Author: Liliana Oleniak

Brussels is conducting an audit of how many weapons EU member states provided to Ukraine after Russia's full-scale invasion. The audit will take place after claims that some countries did not send as many weapons as they could have, according to the Financial Times.

The EU's diplomatic service, the External Action Service (EEAS), is conducting a review of member states' arms supplies in the wake of a full-scale Russian invasion, three EU diplomats briefed on the plans told the FT. The EEAS intends to present its findings to capitals before the February 1 summit of EU leaders.

According to one of the diplomats, the audit will be based on materials submitted by member states in response to EEAS requests, which have already met with resistance from some countries that are unwilling to provide full data.

The decision to conduct the inspection was made after German Chancellor Olaf Scholz demanded last week that military supplies to Kyiv be calculated and compared. According to him, the arms deliveries to Ukraine currently planned by most EU member states are too small.

He said that they also needed an overview of what concrete contributions European countries will make to support Ukraine this year.

His comments echoed private remarks made by other EU officials about the scale of military supplies promised by other member states.

Countries' contribution to help Ukraine

According to a study by the Kiel Institute for the World Economy, Germany has made the largest EU arms pledge in terms of value.

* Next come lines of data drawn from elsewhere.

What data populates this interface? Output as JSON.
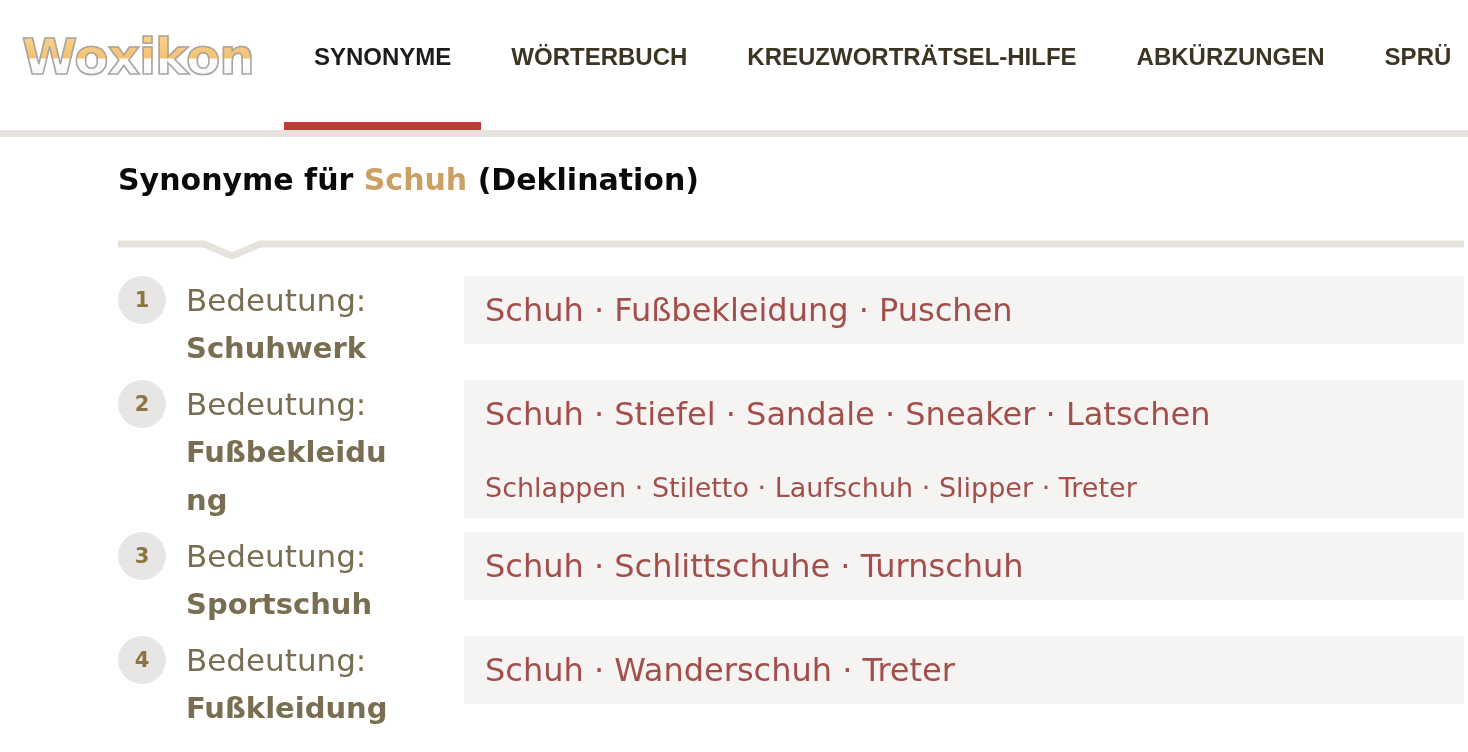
{
  "header": {
    "logo": "Woxikon",
    "tabs": [
      {
        "label": "SYNONYME",
        "selected": true
      },
      {
        "label": "WÖRTERBUCH",
        "selected": false
      },
      {
        "label": "KREUZWORTRÄTSEL-HILFE",
        "selected": false
      },
      {
        "label": "ABKÜRZUNGEN",
        "selected": false
      },
      {
        "label": "SPRÜ",
        "selected": false
      }
    ]
  },
  "heading": {
    "text_before": "Synonyme für",
    "headword": "Schuh",
    "text_after": "(Deklination)"
  },
  "meanings": [
    {
      "number": "1",
      "label": "Bedeutung:",
      "term": "Schuhwerk",
      "synonym_groups": [
        {
          "kind": "primary",
          "separator": "·",
          "words": [
            "Schuh",
            "Fußbekleidung",
            "Puschen"
          ]
        }
      ]
    },
    {
      "number": "2",
      "label": "Bedeutung:",
      "term": "Fußbekleidung",
      "synonym_groups": [
        {
          "kind": "primary",
          "separator": "·",
          "words": [
            "Schuh",
            "Stiefel",
            "Sandale",
            "Sneaker",
            "Latschen"
          ]
        },
        {
          "kind": "secondary",
          "separator": "·",
          "words": [
            "Schlappen",
            "Stiletto",
            "Laufschuh",
            "Slipper",
            "Treter"
          ]
        }
      ]
    },
    {
      "number": "3",
      "label": "Bedeutung:",
      "term": "Sportschuh",
      "synonym_groups": [
        {
          "kind": "primary",
          "separator": "·",
          "words": [
            "Schuh",
            "Schlittschuhe",
            "Turnschuh"
          ]
        }
      ]
    },
    {
      "number": "4",
      "label": "Bedeutung:",
      "term": "Fußkleidung",
      "synonym_groups": [
        {
          "kind": "primary",
          "separator": "·",
          "words": [
            "Schuh",
            "Wanderschuh",
            "Treter"
          ]
        }
      ]
    }
  ]
}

Its commitments, amounting to more than €17 billion by October 31 last year, are about five times the value of Denmark's commitments, the next largest donor.

Although Scholz's remarks were interpreted as a rebuke to other major EU powers, such as France and Italy, whose military commitments are much smaller, his public call for more transparency was privately supported by senior officials in Brussels who believe that some states could provide Kyiv with more weapons at a critical point in the conflict.

Some EU countries other than Germany, especially in the east of the bloc, are also pushing for an expansion of the European Peace Facility (EPF), a joint fund that partially finances arms shipments to Ukraine, to increase supplies and share the burden of costs.

The EPF, which finances defense projects in third countries, has not been supported since June 2023, and the bloc's 27 member states have been unable to agree on setting aside a portion of the €5 billion a year for Ukraine.

A senior EU diplomat says that it is important to make sure that the EPF is back on track and that they can use it again for further tranches of support to Ukraine. He adds that without the EPF some member states will not provide any military support.

A critical moment

As the FT notes, Western military and financial aid to Ukraine has declined in recent months, limiting Kyiv's ability to defend itself against Russian attacks and launch counteroffensives and raising fears that willingness to help Ukraine is waning after nearly two years of war.

The audit comes at a time when Brussels and Washington are struggling to find a political consensus that would allow them to allocate new financial aid packages to Kyiv totaling about $110 billion.

Cross-party divisions in the U.S. Congress have prevented the adoption of a $60 billion-plus funding package for Ukraine proposed by President Joe Biden. The money is needed to continue U.S. military supplies to Kyiv.